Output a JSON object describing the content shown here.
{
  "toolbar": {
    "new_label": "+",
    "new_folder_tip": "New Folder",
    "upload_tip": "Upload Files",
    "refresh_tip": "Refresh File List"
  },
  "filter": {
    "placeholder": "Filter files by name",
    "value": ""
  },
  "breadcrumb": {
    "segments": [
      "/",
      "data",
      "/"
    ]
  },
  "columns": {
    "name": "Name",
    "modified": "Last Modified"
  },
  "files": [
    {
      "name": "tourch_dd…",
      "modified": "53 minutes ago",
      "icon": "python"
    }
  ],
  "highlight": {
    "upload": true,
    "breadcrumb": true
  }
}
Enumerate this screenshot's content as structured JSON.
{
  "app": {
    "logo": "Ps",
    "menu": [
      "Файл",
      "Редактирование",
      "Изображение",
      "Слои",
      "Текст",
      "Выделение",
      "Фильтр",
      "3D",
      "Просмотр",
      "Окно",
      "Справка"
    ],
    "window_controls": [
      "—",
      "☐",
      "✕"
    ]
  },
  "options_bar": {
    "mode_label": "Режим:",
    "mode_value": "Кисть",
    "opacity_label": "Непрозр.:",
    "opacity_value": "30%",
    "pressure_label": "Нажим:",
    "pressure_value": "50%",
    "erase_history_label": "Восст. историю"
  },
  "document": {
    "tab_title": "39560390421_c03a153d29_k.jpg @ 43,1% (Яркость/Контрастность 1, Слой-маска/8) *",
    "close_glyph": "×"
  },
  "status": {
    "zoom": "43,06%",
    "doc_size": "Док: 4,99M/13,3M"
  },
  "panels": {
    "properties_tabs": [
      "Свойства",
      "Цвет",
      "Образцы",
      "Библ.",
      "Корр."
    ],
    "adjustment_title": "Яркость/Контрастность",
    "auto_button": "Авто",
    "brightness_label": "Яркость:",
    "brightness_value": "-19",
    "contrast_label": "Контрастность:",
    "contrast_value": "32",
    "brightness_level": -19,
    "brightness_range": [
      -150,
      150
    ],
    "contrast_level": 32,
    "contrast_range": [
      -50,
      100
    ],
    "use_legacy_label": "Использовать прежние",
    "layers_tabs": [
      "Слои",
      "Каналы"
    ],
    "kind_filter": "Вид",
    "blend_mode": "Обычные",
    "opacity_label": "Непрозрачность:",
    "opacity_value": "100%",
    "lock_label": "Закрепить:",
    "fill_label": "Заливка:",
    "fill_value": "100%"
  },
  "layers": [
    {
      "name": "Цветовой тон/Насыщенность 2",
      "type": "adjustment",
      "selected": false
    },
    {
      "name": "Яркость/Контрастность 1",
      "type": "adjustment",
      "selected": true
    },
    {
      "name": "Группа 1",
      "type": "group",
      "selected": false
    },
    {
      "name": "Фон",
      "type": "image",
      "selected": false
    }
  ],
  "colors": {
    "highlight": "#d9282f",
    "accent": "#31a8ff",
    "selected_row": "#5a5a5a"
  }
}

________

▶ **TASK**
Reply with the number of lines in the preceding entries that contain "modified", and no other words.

▶ **SOLUTION BELOW**
2